Besides the immense unfairness of overlaying our modern sensibilities upon an ancient story and expecting a different result, the Atwood and Sprankle interpretations are subversions bordering on blasphemy.

At the same time, I know more than a few Christians who are amused by these misguided interpretations.

At Mary's meeting with Gabriel, she famously says, "Behold, I am the handmaid of the Lord. May it be done to me according to your word."

Mary also says, "For nothing shall be impossible with God." -[Luke 1:37]. In accepting with joy her assignation as Mother of Jesus, Mary recognizes the Infinite Possibility of God. This is not a grim "sentence", it is the possibility of redemption and healing in the corrupt world of Rome.

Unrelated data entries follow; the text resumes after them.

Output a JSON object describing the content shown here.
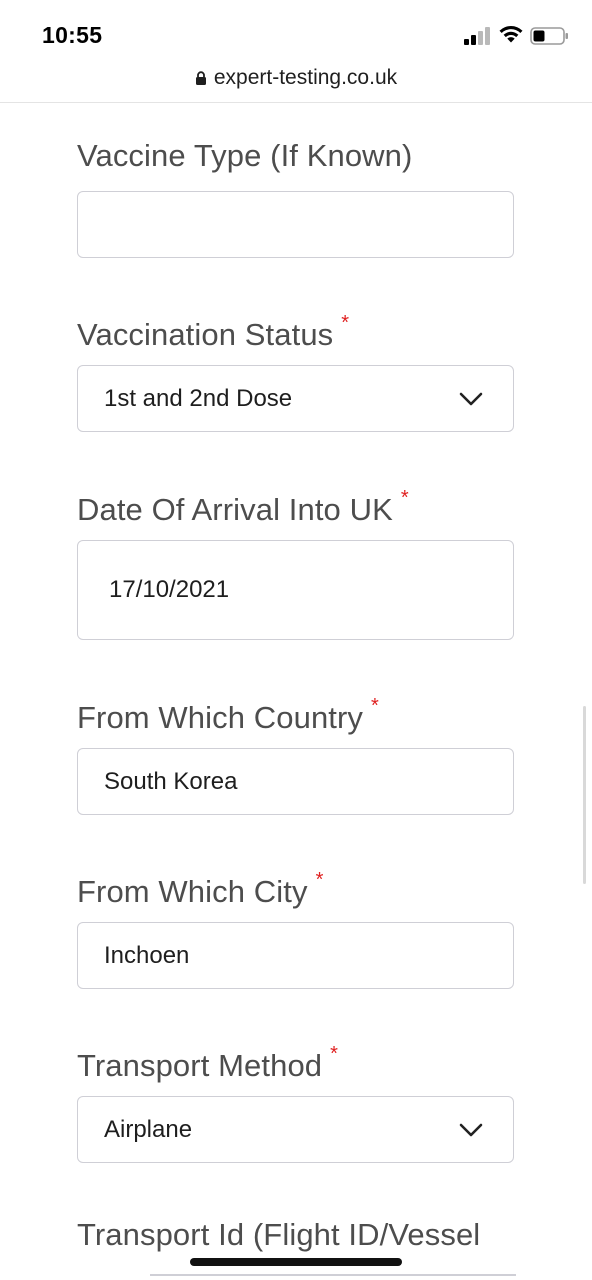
{
  "status_bar": {
    "time": "10:55",
    "signal_icon": "cellular-signal-icon",
    "wifi_icon": "wifi-icon",
    "battery_icon": "battery-icon"
  },
  "browser": {
    "url": "expert-testing.co.uk",
    "lock_icon": "lock-icon"
  },
  "form": {
    "vaccine_type": {
      "label": "Vaccine Type (If Known)",
      "value": ""
    },
    "vaccination_status": {
      "label": "Vaccination Status",
      "required_mark": "*",
      "value": "1st and 2nd Dose"
    },
    "arrival_date": {
      "label": "Date Of Arrival Into UK",
      "required_mark": "*",
      "value": "17/10/2021"
    },
    "from_country": {
      "label": "From Which Country",
      "required_mark": "*",
      "value": "South Korea"
    },
    "from_city": {
      "label": "From Which City",
      "required_mark": "*",
      "value": "Inchoen"
    },
    "transport_method": {
      "label": "Transport Method",
      "required_mark": "*",
      "value": "Airplane"
    },
    "transport_id": {
      "label": "Transport Id (Flight ID/Vessel"
    }
  },
  "colors": {
    "required": "#e02020",
    "label_text": "#4d4d4d",
    "border": "#cfcfd6"
  }
}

After Mary gives birth to Jesus in the stable, Wise Men from the East visit to pay homage. Luke 2: 18 says, "After they had seen the child, they spread the message they had received about Him. But Mary treasured up all these things in her heart."  Mary knew the special, even Divine qualities of her experiences. And she marveled over them.

Not only did Mary consent, she was honored, she marveled at this event, she was in awe.

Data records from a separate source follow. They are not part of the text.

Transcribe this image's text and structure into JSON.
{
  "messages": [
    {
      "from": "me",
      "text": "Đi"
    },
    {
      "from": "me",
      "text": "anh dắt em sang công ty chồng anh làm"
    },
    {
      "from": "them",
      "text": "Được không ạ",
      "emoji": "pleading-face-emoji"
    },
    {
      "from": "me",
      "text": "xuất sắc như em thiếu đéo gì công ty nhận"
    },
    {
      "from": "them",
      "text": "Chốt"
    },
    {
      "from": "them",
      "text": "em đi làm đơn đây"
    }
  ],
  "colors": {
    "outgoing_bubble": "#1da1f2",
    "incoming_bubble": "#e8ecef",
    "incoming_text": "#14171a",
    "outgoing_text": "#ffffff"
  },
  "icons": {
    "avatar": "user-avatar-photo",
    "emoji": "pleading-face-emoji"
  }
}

Many who are not Catholic forget to keep reading their Bible until they stumble upon the Magnificat, also known as the hymn of praise of the Virgin Mary.

In Luke 1: 46-55, Mary sings glory to God: "My soul magnifies the Lord"- i.e., Mary's soul is a Light to reflect and amplify the glory of God.

"And my spirit rejoices in God my Savior; Because He has regarded [held in utmost esteem] the lowliness of the handmaid; for behold, henceforth all generations shall call me blessed."  Mary is no victim here, she has willingly accepted the honor bestowed upon her by God. All generations shall call Mary blessed, because God has esteemed the "lowliness of His handmaid." God has stooped low to make Mary great.

"And His mercy is from generation to generation on those who fear Him. He has shown might with His arm, He has scattered the proud conceit of the heart. He has put down the mighty from their thrones, and exalted the lowly. He has filled the hungry with good things, and the rich He has sent away empty."

Mary is no subjugated and abject victim here. She is a heroine, who is lifted up from lowly status, to become the Mother of Love, and the Mother of a worldwide, eternal movement to topple corrupt power and to elevate the lowly. Through Mary, God has "scattered the proud in [their conceit], and has put down the mighty from their thrones. . . the rich he has sent away empty."
The rich, already being filled with their own conceit, have no room for God. They have already possessed more than enough bounty in this Life, and so they do not thrive in the Next.

Mary is the epitome of, "The humble shall be exalted."

Mary is no passive subject, but an active catalyst for spiritual and social change.  To say she is nothing more than a victim of Divine violence is a total mischaracterization and misreading of the very words on the page.

Archbishop Fulton J. Sheen said, "Mary is like a magnifying glass that intensifies our love of her Son."  If we all could emanate only half of her Light, we would live in a vastly brighter world.

(c) Spiritual Devotional 2018. All Rights Reserved.